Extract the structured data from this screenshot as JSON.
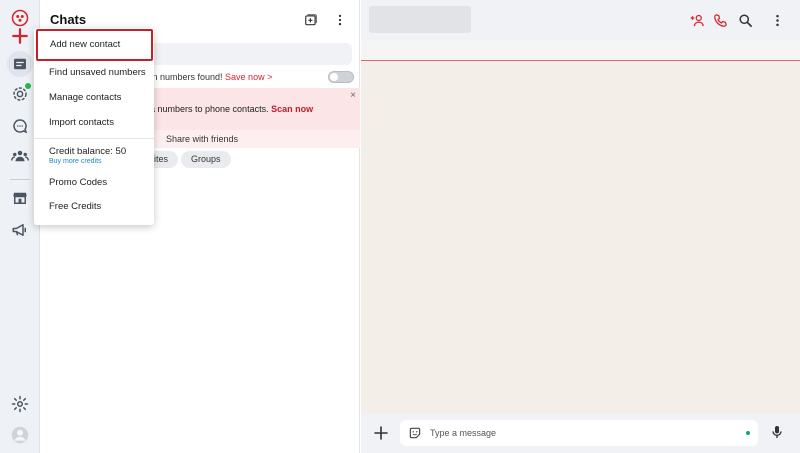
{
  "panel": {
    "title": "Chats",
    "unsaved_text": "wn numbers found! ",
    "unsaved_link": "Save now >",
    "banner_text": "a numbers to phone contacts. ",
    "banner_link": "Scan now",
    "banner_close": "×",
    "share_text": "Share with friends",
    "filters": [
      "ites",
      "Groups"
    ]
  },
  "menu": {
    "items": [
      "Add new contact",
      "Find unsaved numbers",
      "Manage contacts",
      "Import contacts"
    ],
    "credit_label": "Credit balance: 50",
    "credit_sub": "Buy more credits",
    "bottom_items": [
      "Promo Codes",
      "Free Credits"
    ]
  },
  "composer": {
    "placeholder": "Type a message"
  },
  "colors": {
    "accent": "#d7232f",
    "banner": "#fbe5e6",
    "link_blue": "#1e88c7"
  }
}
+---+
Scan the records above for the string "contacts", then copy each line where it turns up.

WRITTEN ANSWER:
    "banner_text": "a numbers to phone contacts. ",
      "Manage contacts",
      "Import contacts"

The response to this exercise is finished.